“We indicated that to defuse the tensions in and around Georgetown, then there must be the handover of the SoPs,” Ramjattan said. “We feel that scanned copies of these SoPs ought to be handed over to APNU. They have a genuine grievance,” he said. He added that the PPP/C team was suggesting that there be a recount of all of the votes and this, he said, the AFC disagreed with. “It is better that the SoPs be handed over,” he said.
“We made it quite clear to the president and his team that the right to protest is a constitutional right and a fundamental human right,” he said. “Dr. Luncheon indicated that he will ask the security forces to use restraint and we were happy with that,” he said.
Ramjattan also said that during the meeting with the President and his team, the AFC was asked for some of their ideas “and we indicated that we would be happy if Parliament [is] convened as early as possible, because from our indications they were trying to convene Parliament on the very last date, which is sometime in January.
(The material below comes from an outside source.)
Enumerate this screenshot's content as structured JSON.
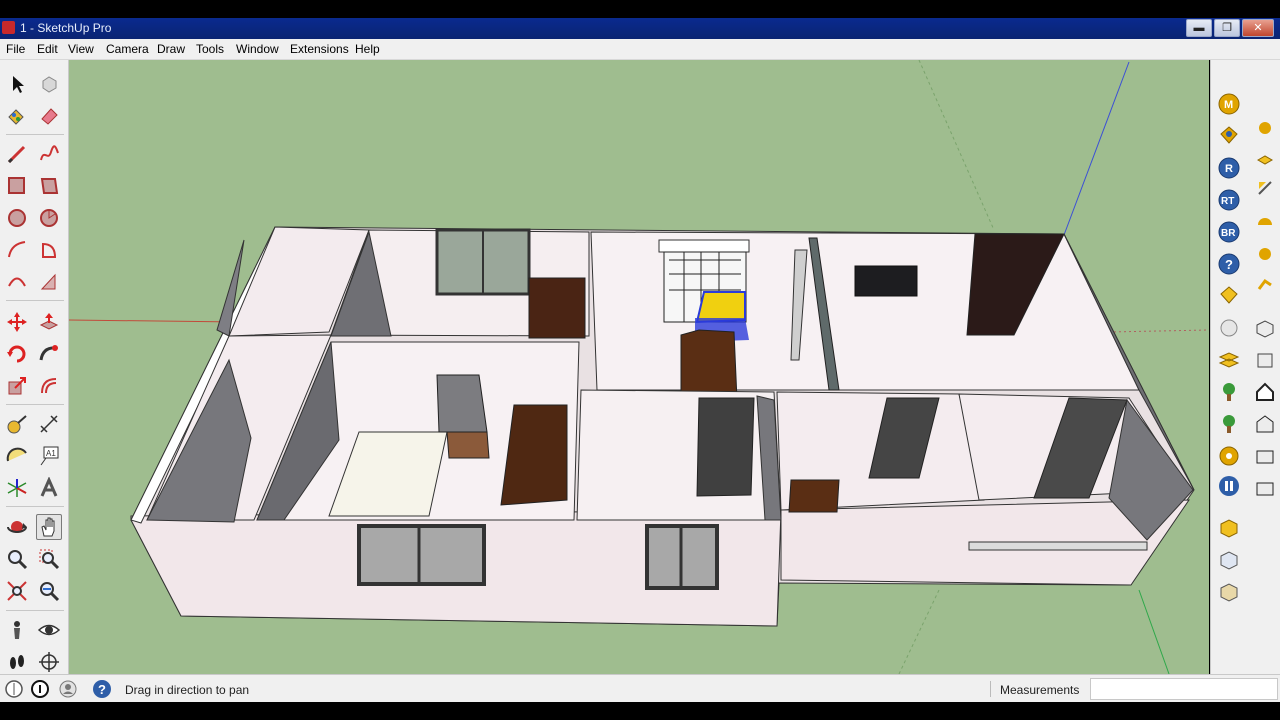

We feel that Parliament should be convened as quickly as possible.”
“The second idea that we proposed is that we have an immediate tri-partite consensual arrangement to itemize the foremost matters of national interest, which find common ground in all our manifestos and action plans, with certain deadlines put to them, like the Procurement Commission must be established and operational within the first four months of the convening of Parliament. The suggestion was well received and we agreed that this will not be with the AFC talking alone with the PPP/C or the AFC talking alone with APNU. We would like to meet with the three parties all together… to deal with these matters,” he said.
Ramjattan also spoke about the party’s engagement with APNU, saying that the two parties are yet to meet. “It is being said all over the place that we have met with APNU. We have not. We will be and we intend to meet with APNU to discuss matters pertaining to our engagement,” he said. “Remember it is AFC/APNU that constitutes the majority of Parliament and it will be highly irresponsible if we do not meet to discuss matters of importance to both of us.
There will be matters of the speaker’s appointment, there will be matters of how we are going to engage within timelines in relation to what we are going to deal with in Parliament. We have common ground on so many things like corruption, good governance, radio licences and a whole host of issues that we would like to [address] with APNU and we will be meeting soon,” he said.